Specification formalisms and modelling techniques have often been developed with formal analysis and formal verification in mind. To show applicability, toy examples or tiny case studies are typically presented in research papers. When the theory needs to be developed, this approach is reasonable. However, to show that a developed approach actually scales to real systems, large case studies are essential.
The development of formal models of real systems usually requires a perfect understanding of informal descriptions of systems which are usually just written in English. Based on the type of system, an adequate specification formalism needs to be chosen, and the informal specification translated into it. Abstraction from unimportant details then yields an accurate, formal model of the real system. The process of developing a detailed and accurate model usually takes a large amount of time, often months or years; without even starting a formal analysis.
When publishing the results on a formal analysis in a scientific paper, details of the model have to be skipped due to lack of space, and often the lessons learnt from modelling are not discussed since they are not within the main focus of the paper.
The MARS workshop aims at discussing exactly these unmentioned lessons, emphasising modelling over verification.
We thus invite papers that present full models of real systems, which may lay the basis for future comparison and analysis. The MARS workshop intends to bring together researchers from different communities who are developing formal models of real systems, especially in areas where large models occur, such as networks, cyber-physical systems, or hardware/software codesign. An aim of the workshop is to present different modelling approaches and discuss the pros and cons of each of them.

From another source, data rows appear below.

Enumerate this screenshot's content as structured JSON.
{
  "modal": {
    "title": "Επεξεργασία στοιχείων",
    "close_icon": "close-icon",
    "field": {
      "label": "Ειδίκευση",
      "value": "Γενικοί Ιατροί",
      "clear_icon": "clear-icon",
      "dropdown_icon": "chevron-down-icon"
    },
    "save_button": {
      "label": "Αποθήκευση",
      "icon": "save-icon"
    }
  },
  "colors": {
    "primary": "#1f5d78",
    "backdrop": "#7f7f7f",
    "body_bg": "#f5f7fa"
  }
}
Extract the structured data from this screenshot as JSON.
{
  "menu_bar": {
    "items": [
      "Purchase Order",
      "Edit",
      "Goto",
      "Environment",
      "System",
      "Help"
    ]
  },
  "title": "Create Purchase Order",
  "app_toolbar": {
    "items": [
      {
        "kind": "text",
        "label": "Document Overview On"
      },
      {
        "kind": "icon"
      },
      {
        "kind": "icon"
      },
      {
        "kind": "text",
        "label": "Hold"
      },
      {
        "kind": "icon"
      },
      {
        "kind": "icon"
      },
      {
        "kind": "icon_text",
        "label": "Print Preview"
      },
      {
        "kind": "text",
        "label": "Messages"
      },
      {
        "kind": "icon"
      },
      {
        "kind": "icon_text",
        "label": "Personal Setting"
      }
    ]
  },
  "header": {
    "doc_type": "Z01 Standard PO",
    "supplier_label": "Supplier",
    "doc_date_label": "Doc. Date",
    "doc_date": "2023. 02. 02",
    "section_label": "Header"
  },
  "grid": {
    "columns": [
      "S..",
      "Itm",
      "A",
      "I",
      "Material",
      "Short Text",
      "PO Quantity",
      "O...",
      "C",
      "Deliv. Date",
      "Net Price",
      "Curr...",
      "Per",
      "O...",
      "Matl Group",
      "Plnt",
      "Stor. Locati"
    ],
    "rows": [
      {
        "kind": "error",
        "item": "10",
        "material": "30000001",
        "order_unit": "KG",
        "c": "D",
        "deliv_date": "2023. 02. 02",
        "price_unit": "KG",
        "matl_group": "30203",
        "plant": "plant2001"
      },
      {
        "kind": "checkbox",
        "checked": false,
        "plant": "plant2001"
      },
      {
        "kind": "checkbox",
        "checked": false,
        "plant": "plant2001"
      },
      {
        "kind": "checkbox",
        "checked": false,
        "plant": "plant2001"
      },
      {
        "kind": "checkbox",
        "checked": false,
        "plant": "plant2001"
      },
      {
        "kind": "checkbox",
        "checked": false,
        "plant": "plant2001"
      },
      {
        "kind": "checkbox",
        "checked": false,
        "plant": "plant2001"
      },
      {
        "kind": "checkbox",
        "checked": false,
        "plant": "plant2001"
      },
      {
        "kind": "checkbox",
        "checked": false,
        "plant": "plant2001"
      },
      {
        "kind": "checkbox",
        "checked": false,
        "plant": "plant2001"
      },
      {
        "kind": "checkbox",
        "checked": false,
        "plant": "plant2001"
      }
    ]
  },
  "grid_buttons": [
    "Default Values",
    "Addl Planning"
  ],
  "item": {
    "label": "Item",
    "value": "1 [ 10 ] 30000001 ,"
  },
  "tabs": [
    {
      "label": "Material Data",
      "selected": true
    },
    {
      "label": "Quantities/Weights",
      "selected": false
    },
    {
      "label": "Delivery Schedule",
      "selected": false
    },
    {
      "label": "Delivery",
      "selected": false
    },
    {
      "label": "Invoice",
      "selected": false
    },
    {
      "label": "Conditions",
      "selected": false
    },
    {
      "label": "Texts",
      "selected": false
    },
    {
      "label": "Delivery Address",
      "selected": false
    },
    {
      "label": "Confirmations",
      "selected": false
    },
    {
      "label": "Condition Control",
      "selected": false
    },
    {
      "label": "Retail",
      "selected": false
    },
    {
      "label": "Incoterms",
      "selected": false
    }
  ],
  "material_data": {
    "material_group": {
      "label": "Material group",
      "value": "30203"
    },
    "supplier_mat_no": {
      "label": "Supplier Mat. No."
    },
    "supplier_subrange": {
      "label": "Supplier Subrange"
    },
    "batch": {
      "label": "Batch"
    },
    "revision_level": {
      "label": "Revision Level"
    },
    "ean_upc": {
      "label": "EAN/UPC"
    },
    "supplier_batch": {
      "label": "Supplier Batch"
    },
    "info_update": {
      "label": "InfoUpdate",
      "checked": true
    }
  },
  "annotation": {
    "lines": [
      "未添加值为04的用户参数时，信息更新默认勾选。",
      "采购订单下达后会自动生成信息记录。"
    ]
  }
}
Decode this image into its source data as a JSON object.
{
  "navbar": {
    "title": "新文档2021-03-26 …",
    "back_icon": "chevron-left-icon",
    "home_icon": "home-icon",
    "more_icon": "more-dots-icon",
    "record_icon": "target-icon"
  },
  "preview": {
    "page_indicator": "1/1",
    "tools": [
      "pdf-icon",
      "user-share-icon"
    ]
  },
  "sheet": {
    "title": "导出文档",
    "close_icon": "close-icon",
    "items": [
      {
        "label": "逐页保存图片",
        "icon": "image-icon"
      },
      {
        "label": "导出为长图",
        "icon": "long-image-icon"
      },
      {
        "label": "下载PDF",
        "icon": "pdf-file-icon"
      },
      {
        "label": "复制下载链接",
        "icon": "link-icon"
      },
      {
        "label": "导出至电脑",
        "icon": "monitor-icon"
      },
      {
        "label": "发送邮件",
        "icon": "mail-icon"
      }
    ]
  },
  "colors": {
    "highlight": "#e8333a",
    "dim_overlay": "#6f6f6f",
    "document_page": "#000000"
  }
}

In addition to the EPTCS proceedings, the formal models presented during the workshop will be archived in the MARS repository, a growing, diverse collection of realistic benchmarks, provided in machine-readable form and licensed under Creative Commons. The existence of the MARS repository is a unique feature that makes MARS papers available to the wider community so that others can reproduce experiments, perform further analyses, and try the same case studies with different formal methods.
Submissions must be unpublished and not be submitted
for publication elsewhere. Contributions are limited to
12 pages EPTCS
style (not counting references and the appendices),
but shorter extended abstracts are welcome. Appendices
(of arbitrary length) can be used to present all details
of a formalised model; the appendices will be part of the
proceedings. In case a formal model is presented in some
formalism or tool, such as timed automata for Uppaal or
formal proofs for Isabelle/HOL, these models have to be
submitted in totality as well, in the appendices and/or
as a TAR or ZIP file, the contents of which, for
accepted papers will be made available in our Repository of Models for Formal
Analysis of Real Systems.
Submissions must be in English and submitted in PDF format via EasyChair. The TAR or ZIP file with the model should be send as an email attachment to firstname.lastname@example.org. All submissions will be peer-reviewed by at least three referees based on their novelty, relevance and technical merit. The proceedings will be published as part of the open-access series Electronic Proceedings in Theoretical Computer Science (EPTCS).
|Submission:||Sunday, January 12, 2020|
|Notification:||Sunday, February 23, 2020|
|Final version:||Sunday, March 15, 2020|
|Workshop:||Sunday, April 26, 2018|
|Ansgar Fehnker||(University of Twente, The Netherlands)|
|Hubert Garavel||(INRIA Grenoble Rhône-Alpes , France)|
All questions about the workshop should be emailed to email@example.com